IRCS Technical Reports Series
Thesis or dissertation
Date of this Version
In this dissertation, we have proposed novel methods for robust parsing that integrate the flexibility of linguistically motivated lexical descriptions with the robustness of statistical techniques. Our thesis is that the computation of linguistic structure can be localized if lexical items are associated with rich descriptions (supertags) that impose complex constraints in a local context. However, increasing the complexity of descriptions makes the number of different descriptions for each lexical item much larger and hence increases the local ambiguity for a parser. This local ambiguity can be resolved by using supertag co-occurrence statistics collected from parsed corpora. We have explored these ideas in the context of Lexicalized Tree-Adjoining Grammar (LTAG) framework wherein supertag disambiguation provides a representation that is an almost parse. We have used the disambiguated supertag sequence in conjunction with a lightweight dependency analyzer to compute noun groups, verb groups, dependency linkages and even partial parses. We have shown that a trigram-based supertagger achieves an accuracy of 92.1‰ on Wall Street Journal (WSJ) texts. Furthermore, we have shown that the lightweight dependency analysis on the output of the supertagger identifies 83‰ of the dependency links accurately. We have exploited the representation of supertags with Explanation-Based Learning to improve parsing effciency. In this approach, parsing in limited domains can be modeled as a Finite-State Transduction. We have implemented such a system for the ATIS domain which improves parsing eciency by a factor of 15. We have used the supertagger in a variety of applications to provide lexical descriptions at an appropriate granularity. In an information retrieval application, we show that the supertag based system performs at higher levels of precision compared to a system based on part-of-speech tags. In an information extraction task, supertags are used in specifying extraction patterns. For language modeling applications, we view supertags as syntactically motivated class labels in a class-based language model. The distinction between recursive and non-recursive supertags is exploited in a sentence simplification application.

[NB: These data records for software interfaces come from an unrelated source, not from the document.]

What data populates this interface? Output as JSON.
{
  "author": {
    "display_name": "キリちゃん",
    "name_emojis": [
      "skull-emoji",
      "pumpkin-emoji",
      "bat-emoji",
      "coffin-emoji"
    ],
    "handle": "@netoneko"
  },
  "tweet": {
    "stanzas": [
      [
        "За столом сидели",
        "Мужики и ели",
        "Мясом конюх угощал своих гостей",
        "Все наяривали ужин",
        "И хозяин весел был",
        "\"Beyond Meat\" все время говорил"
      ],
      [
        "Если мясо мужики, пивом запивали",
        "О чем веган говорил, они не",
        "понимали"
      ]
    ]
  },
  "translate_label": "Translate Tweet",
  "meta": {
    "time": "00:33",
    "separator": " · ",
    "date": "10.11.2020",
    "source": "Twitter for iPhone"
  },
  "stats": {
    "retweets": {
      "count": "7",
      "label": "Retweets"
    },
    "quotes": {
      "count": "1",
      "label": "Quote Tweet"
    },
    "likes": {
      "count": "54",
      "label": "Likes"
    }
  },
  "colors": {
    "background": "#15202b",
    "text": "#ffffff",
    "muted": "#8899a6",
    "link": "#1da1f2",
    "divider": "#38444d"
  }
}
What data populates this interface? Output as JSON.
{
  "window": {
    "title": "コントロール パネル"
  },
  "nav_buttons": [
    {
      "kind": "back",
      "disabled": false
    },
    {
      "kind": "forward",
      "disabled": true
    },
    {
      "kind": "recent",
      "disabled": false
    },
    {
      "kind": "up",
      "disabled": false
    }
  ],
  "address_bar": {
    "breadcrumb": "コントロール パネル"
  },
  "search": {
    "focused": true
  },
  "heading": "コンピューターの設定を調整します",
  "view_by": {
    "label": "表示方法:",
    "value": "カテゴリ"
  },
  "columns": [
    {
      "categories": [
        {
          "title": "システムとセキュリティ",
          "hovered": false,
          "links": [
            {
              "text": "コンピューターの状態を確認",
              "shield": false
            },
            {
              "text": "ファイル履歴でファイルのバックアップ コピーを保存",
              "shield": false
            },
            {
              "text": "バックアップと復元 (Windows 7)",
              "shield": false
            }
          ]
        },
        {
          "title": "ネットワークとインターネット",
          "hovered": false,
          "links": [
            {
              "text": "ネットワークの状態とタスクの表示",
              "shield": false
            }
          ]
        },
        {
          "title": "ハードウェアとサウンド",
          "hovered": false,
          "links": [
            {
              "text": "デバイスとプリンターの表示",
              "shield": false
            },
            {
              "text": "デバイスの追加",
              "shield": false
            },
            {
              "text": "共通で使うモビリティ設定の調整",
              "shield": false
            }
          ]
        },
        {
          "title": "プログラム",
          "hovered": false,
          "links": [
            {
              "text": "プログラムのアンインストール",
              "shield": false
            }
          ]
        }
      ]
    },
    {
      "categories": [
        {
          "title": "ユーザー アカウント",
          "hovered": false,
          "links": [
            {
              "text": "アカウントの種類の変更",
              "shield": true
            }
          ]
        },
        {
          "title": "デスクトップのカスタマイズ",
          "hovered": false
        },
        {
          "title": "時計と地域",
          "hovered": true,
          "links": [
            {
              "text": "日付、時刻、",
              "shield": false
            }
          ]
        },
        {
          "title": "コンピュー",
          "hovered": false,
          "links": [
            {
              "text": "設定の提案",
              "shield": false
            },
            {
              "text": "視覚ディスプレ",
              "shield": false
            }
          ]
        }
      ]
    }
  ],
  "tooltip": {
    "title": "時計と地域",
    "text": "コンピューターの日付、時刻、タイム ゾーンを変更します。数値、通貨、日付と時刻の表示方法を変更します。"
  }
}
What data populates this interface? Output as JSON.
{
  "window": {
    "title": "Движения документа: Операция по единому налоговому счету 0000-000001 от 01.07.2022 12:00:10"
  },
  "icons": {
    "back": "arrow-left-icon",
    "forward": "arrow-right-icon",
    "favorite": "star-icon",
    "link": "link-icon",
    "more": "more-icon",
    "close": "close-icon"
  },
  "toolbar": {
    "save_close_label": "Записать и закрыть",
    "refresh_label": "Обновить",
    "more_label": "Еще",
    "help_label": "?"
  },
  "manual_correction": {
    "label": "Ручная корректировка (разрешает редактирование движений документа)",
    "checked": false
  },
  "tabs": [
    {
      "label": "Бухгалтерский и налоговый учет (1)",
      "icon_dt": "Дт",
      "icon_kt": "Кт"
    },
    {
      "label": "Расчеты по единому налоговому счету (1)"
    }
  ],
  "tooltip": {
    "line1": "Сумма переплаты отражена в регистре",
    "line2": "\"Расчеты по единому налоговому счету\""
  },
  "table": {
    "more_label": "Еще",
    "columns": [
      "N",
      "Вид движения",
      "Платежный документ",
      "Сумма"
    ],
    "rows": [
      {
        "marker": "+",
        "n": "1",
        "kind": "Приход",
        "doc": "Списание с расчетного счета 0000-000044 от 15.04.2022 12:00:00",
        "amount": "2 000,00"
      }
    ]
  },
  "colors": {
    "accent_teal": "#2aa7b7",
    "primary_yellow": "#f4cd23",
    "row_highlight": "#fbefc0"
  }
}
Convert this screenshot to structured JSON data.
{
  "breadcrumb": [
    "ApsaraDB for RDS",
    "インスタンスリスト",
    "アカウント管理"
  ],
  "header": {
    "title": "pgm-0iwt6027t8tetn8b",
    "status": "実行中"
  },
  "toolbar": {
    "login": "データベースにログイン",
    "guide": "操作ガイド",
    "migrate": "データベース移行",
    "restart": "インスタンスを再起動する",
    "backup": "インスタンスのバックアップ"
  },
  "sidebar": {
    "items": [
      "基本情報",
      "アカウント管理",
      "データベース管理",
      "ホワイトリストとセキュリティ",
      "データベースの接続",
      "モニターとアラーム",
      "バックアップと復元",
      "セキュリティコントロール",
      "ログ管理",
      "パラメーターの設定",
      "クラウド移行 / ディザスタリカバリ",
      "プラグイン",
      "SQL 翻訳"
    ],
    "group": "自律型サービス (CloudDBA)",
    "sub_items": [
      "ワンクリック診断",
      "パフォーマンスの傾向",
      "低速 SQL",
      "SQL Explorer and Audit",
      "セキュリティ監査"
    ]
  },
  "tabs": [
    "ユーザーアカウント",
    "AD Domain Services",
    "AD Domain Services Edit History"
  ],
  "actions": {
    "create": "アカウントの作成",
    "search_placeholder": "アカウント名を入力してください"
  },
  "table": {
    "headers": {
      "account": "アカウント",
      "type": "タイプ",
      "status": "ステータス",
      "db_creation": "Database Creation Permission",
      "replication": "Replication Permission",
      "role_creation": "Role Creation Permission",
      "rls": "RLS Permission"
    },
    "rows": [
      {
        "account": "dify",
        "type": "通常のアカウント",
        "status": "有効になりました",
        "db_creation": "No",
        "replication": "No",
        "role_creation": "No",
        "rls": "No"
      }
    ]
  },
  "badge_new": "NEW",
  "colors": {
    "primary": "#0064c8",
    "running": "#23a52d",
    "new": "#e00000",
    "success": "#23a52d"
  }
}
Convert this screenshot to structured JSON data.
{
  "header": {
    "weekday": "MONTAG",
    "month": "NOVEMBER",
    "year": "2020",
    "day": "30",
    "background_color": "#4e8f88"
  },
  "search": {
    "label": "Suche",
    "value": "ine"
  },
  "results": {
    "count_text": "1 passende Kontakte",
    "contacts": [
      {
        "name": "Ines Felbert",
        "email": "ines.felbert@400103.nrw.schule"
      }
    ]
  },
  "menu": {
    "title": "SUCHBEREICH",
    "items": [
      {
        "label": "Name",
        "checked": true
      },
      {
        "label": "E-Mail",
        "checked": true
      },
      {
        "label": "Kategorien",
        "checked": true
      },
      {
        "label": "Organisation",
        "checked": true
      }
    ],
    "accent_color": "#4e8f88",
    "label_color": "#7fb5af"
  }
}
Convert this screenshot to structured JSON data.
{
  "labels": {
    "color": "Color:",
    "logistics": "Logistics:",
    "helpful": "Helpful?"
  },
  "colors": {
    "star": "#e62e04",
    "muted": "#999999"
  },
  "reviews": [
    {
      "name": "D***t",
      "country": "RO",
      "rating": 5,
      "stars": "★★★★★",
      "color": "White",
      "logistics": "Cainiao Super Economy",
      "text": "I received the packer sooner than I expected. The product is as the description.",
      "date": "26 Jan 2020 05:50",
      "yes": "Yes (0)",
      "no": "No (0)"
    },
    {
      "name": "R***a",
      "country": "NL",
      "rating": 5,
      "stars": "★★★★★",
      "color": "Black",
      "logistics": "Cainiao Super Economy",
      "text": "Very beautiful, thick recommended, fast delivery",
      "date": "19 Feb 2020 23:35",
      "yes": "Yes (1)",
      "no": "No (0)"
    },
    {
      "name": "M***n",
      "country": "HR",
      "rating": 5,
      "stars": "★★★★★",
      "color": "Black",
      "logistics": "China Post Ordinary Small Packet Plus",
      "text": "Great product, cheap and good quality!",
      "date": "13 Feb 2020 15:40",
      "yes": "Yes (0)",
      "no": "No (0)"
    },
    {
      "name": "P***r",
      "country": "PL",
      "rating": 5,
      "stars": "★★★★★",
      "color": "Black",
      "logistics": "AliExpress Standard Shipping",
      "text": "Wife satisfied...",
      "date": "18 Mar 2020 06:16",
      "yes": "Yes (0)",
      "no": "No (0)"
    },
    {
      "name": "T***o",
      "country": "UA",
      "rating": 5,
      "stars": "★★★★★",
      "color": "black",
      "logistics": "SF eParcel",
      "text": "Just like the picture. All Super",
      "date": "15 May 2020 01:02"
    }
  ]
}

Date Posted: 26 August 2006
University of Pennsylvania Institute for Research in Cognitive Science Technical Report No. IRCS-97-10.